Segment Start: Data records
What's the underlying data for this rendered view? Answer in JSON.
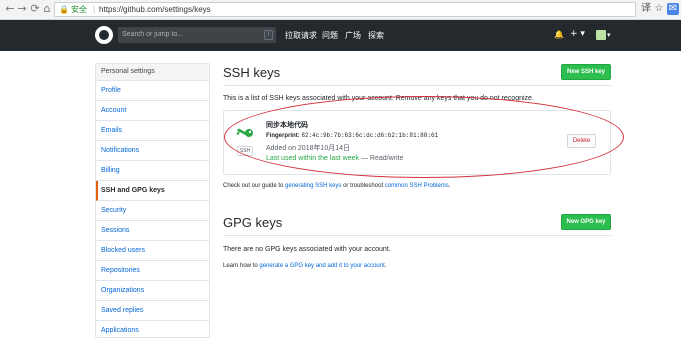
{
  "browser": {
    "secure_label": "安全",
    "url": "https://github.com/settings/keys",
    "back": "←",
    "forward": "→",
    "reload": "⟳",
    "home": "⌂",
    "translate": "译",
    "star": "☆",
    "ext": "✉"
  },
  "header": {
    "search_placeholder": "Search or jump to...",
    "search_key": "/",
    "nav": [
      "拉取请求",
      "问题",
      "广场",
      "探索"
    ],
    "bell": "🔔",
    "plus": "+ ▾",
    "avatar_caret": "▾"
  },
  "sidebar": {
    "heading": "Personal settings",
    "items": [
      {
        "label": "Profile"
      },
      {
        "label": "Account"
      },
      {
        "label": "Emails"
      },
      {
        "label": "Notifications"
      },
      {
        "label": "Billing"
      },
      {
        "label": "SSH and GPG keys"
      },
      {
        "label": "Security"
      },
      {
        "label": "Sessions"
      },
      {
        "label": "Blocked users"
      },
      {
        "label": "Repositories"
      },
      {
        "label": "Organizations"
      },
      {
        "label": "Saved replies"
      },
      {
        "label": "Applications"
      }
    ]
  },
  "ssh": {
    "title": "SSH keys",
    "new_button": "New SSH key",
    "intro": "This is a list of SSH keys associated with your account. Remove any keys that you do not recognize.",
    "key": {
      "title": "同步本地代码",
      "fingerprint_label": "Fingerprint:",
      "fingerprint": "82:4c:9b:7b:63:6c:dc:d6:b2:1b:81:88:61",
      "added": "Added on 2018年10月14日",
      "last_used": "Last used within the last week",
      "access": " — Read/write",
      "badge": "SSH",
      "delete": "Delete"
    },
    "footer_pre": "Check out our guide to ",
    "footer_link1": "generating SSH keys",
    "footer_mid": " or troubleshoot ",
    "footer_link2": "common SSH Problems",
    "footer_end": "."
  },
  "gpg": {
    "title": "GPG keys",
    "new_button": "New GPG key",
    "empty": "There are no GPG keys associated with your account.",
    "learn_pre": "Learn how to ",
    "learn_link": "generate a GPG key and add it to your account",
    "learn_end": "."
  },
  "colors": {
    "header_bg": "#24292e",
    "green_button": "#2cbe4e",
    "link": "#0366d6",
    "last_used": "#28a745",
    "delete_text": "#cb2431",
    "annotation": "#d1323c",
    "selected_marker": "#e36209"
  }
}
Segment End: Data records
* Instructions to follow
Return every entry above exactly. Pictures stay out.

* Reply to the task
What's the underlying data for this rendered view? Answer in JSON.
{
  "browser": {
    "secure_label": "安全",
    "url": "https://github.com/settings/keys",
    "back": "←",
    "forward": "→",
    "reload": "⟳",
    "home": "⌂",
    "translate": "译",
    "star": "☆",
    "ext": "✉"
  },
  "header": {
    "search_placeholder": "Search or jump to...",
    "search_key": "/",
    "nav": [
      "拉取请求",
      "问题",
      "广场",
      "探索"
    ],
    "bell": "🔔",
    "plus": "+ ▾",
    "avatar_caret": "▾"
  },
  "sidebar": {
    "heading": "Personal settings",
    "items": [
      {
        "label": "Profile"
      },
      {
        "label": "Account"
      },
      {
        "label": "Emails"
      },
      {
        "label": "Notifications"
      },
      {
        "label": "Billing"
      },
      {
        "label": "SSH and GPG keys"
      },
      {
        "label": "Security"
      },
      {
        "label": "Sessions"
      },
      {
        "label": "Blocked users"
      },
      {
        "label": "Repositories"
      },
      {
        "label": "Organizations"
      },
      {
        "label": "Saved replies"
      },
      {
        "label": "Applications"
      }
    ]
  },
  "ssh": {
    "title": "SSH keys",
    "new_button": "New SSH key",
    "intro": "This is a list of SSH keys associated with your account. Remove any keys that you do not recognize.",
    "key": {
      "title": "同步本地代码",
      "fingerprint_label": "Fingerprint:",
      "fingerprint": "82:4c:9b:7b:63:6c:dc:d6:b2:1b:81:88:61",
      "added": "Added on 2018年10月14日",
      "last_used": "Last used within the last week",
      "access": " — Read/write",
      "badge": "SSH",
      "delete": "Delete"
    },
    "footer_pre": "Check out our guide to ",
    "footer_link1": "generating SSH keys",
    "footer_mid": " or troubleshoot ",
    "footer_link2": "common SSH Problems",
    "footer_end": "."
  },
  "gpg": {
    "title": "GPG keys",
    "new_button": "New GPG key",
    "empty": "There are no GPG keys associated with your account.",
    "learn_pre": "Learn how to ",
    "learn_link": "generate a GPG key and add it to your account",
    "learn_end": "."
  },
  "colors": {
    "header_bg": "#24292e",
    "green_button": "#2cbe4e",
    "link": "#0366d6",
    "last_used": "#28a745",
    "delete_text": "#cb2431",
    "annotation": "#d1323c",
    "selected_marker": "#e36209"
  }
}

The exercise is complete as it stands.